HTTP GET structured link to the voter. Still, some authors claim that
GETs that update records are simply bad form. In this case, though, any user subsequently clicking on a link will simply receive an update as to the current tally of votes for each candidate, so no harm is done.
Other possible improvements
Other security considerations could and should be taken into account when using this script. Any program that allows an external entity to input data is vulnerable to malicious activity, such as buffer overflows and embedded control characters. Conversely, the use of a dedicated routine to read and write local DBM files has at least one benefit: There is no possibility of SQL injection when there is no SQL back end to access.
In a nod to the need to filter incoming data, I set the variables
$CGI::POST_MAX to very strict values. Additionally I recommend the following:
- String all incoming variables of all unexpected characters and truncate the length to a reasonable limit.
- A lot of runtime data is kept inside the script. The advantage to this practice is that there are fewer files to distribute and to set permissions for. The disadvantage is that users may not want to edit code, and the code becomes less clear. A possible compromise may be to take advantage of kludges such as the
DATApseudo-file handle to tuck data at the end of a script.
- File locking is a very tricky issue and race conditions abound. It seemed that for every guideline I found spelling out the correct way to lock files, a subsequent correction was posted. I tried to minimize the time files were open and leverage the locking mechanism provided for the

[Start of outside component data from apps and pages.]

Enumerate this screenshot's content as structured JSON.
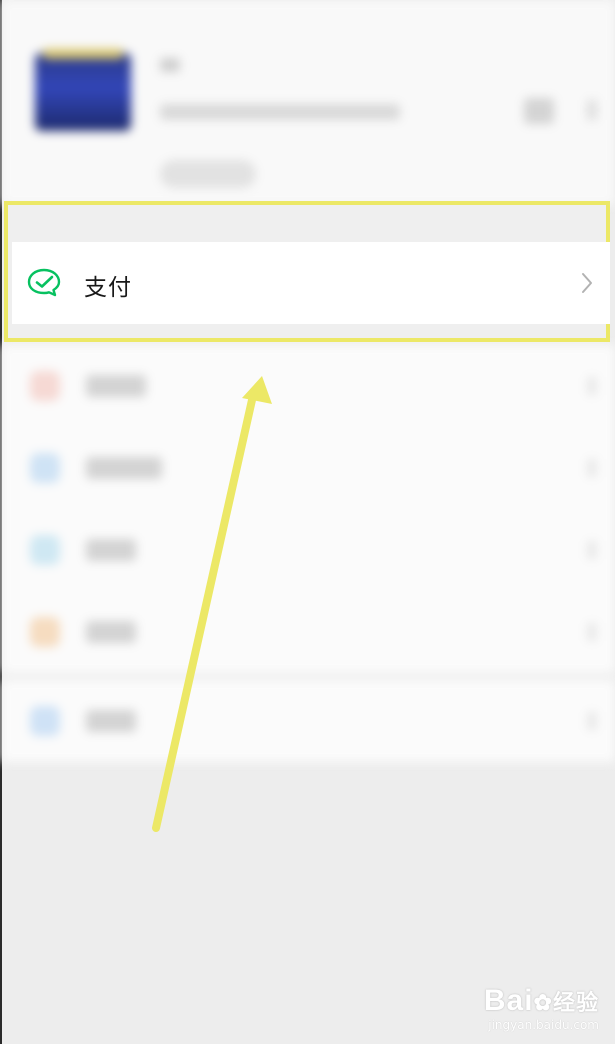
{
  "menu": {
    "pay_label": "支付"
  },
  "colors": {
    "pay_icon_green": "#07c160",
    "highlight_yellow": "#ece866",
    "chevron_gray": "#b2b2b2"
  },
  "icons": {
    "pay": "wechat-pay-icon",
    "chevron": "chevron-right-icon"
  },
  "watermark": {
    "brand": "Bai",
    "brand_suffix": "经验",
    "sub": "jingyan.baidu.com"
  }
}
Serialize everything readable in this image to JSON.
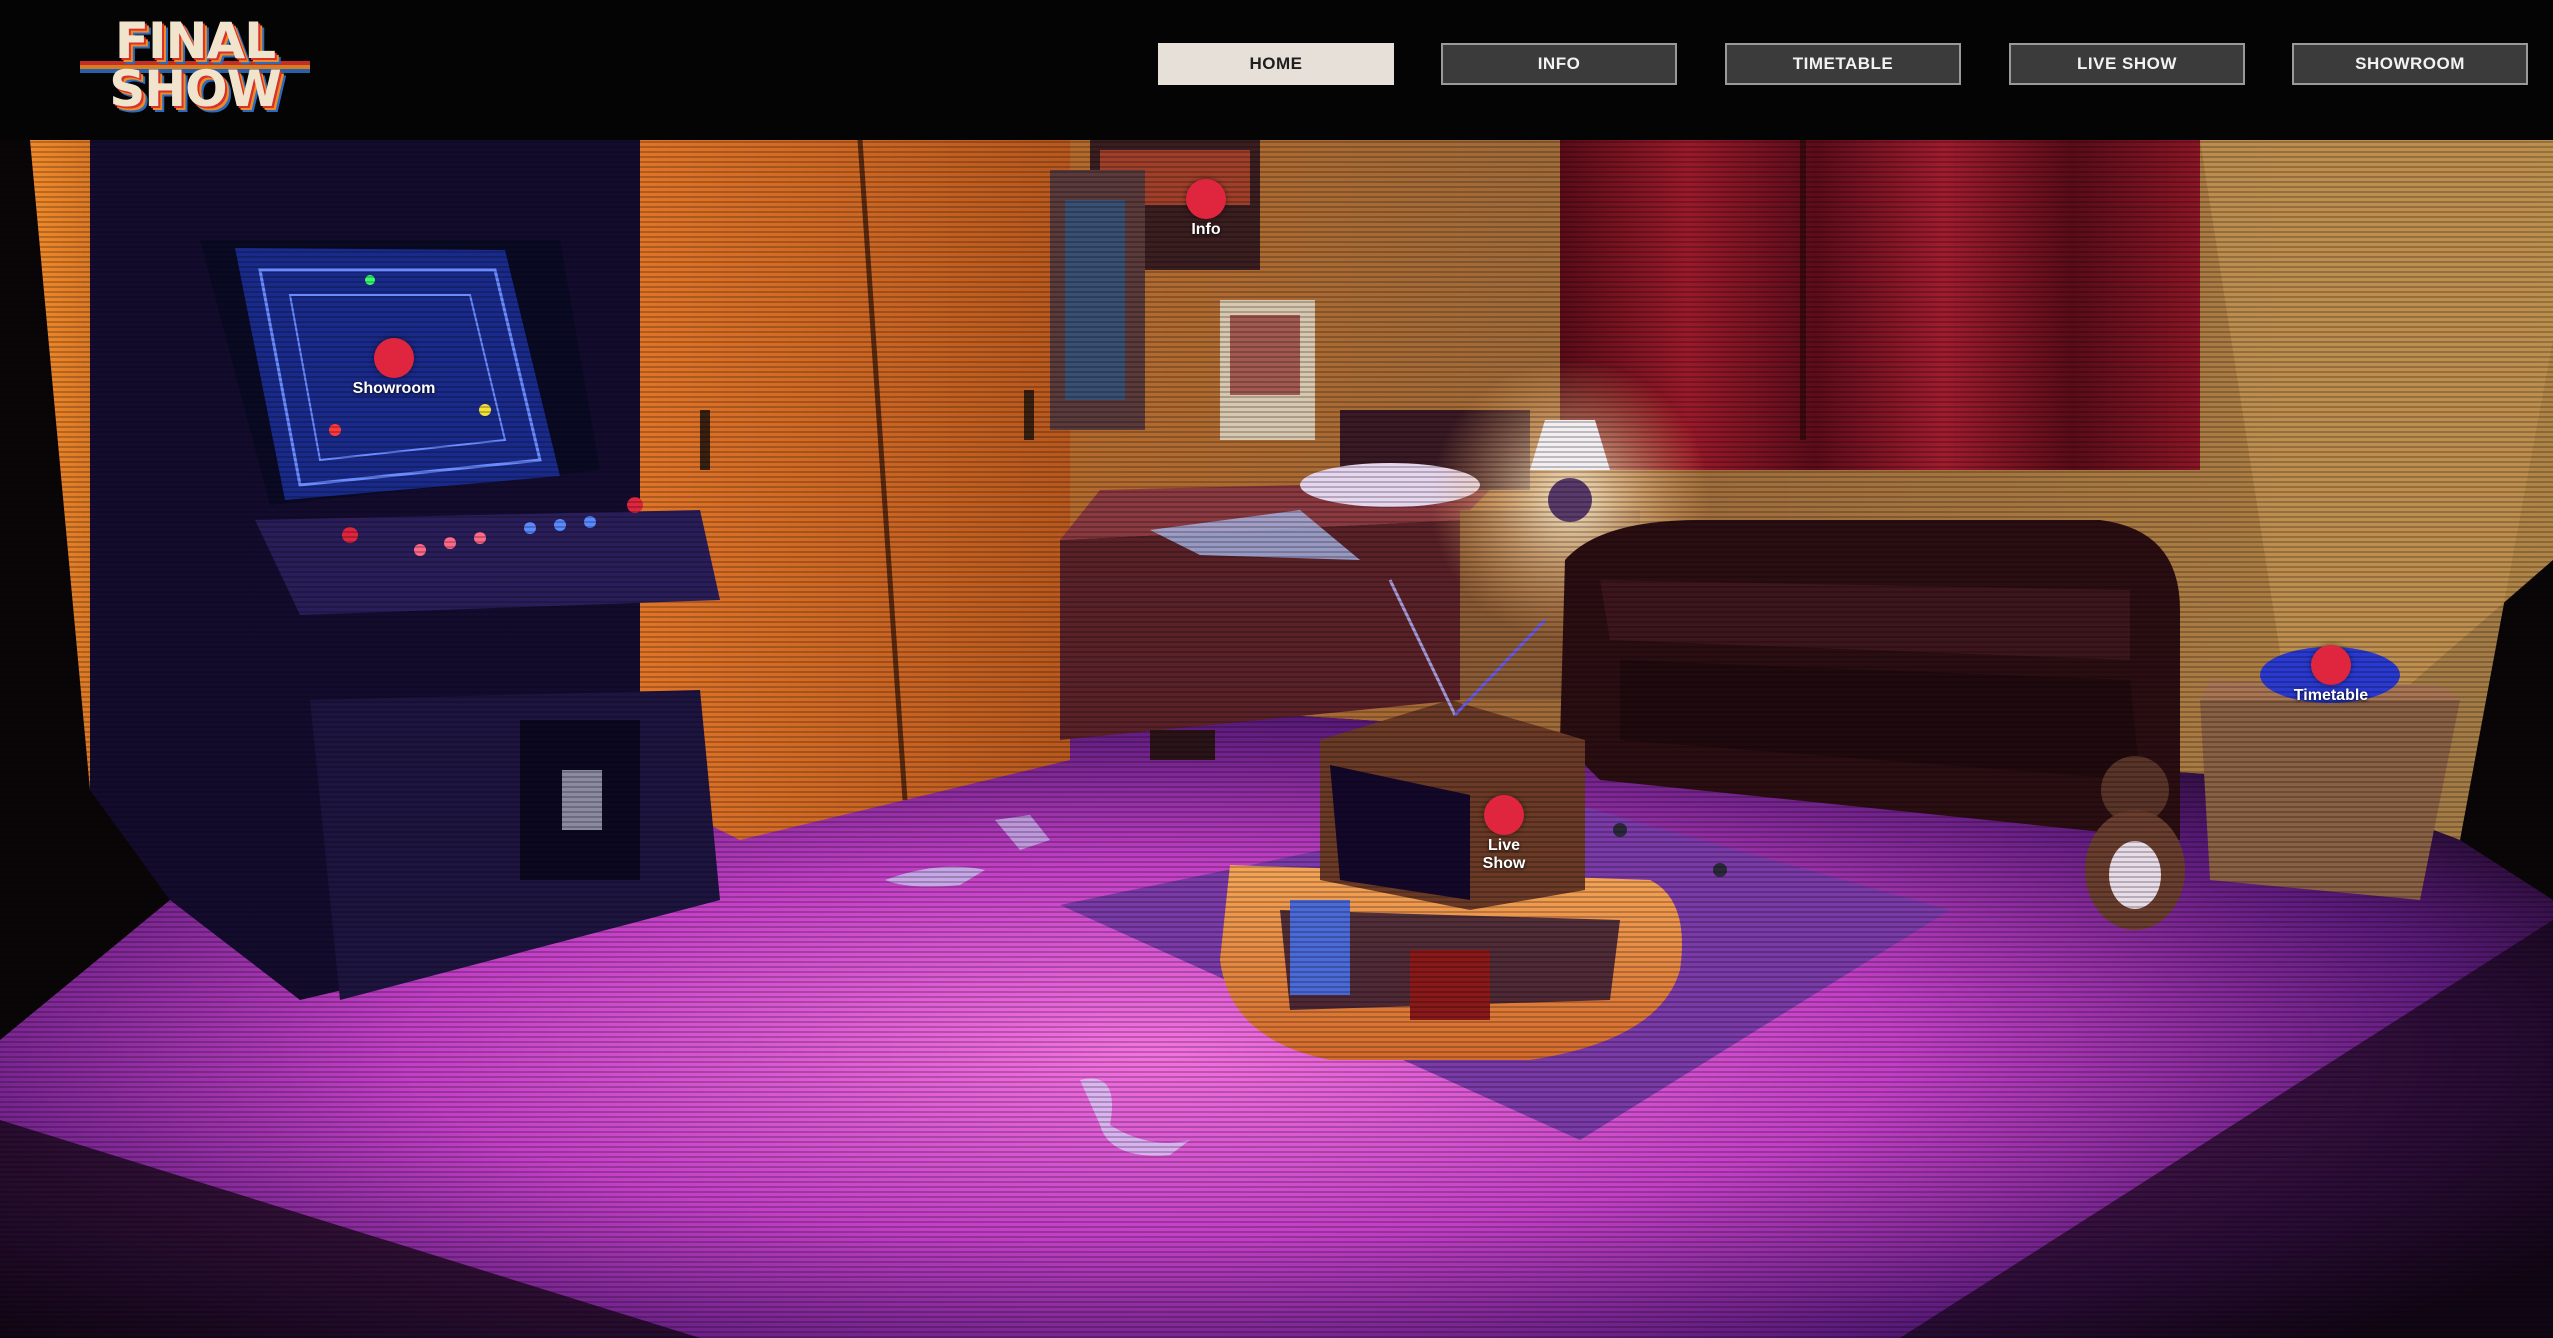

- Perl modules are not put in their own path away from the CGI, so they could theoretically be executed from the cgi-bin directory. It is recommended that these modules not be set as executable.
- PHP is practically ubiquitous on Linux platforms, so I would consider porting this script in PHP if the need to reimplement it arose. However, I am not sure there is a PHP equivalent to the
- The layout of the voting form is considered unfair by some since it presents the first candidate as a default.
- I did not use perldoc. I should.
Having the opportunity to set up this system, while attempting to keep it simple and self contained, allowed me to discover some very useful Perl modules. I found the process of refining features and developing functional specifications for such a simple project to be both interesting and enjoyable. I hope the list of considerations when crafting this type of system will help you with similar projects.
mod_perldocumentation offers excellent advice on file locking, race conditions, and other gotchas.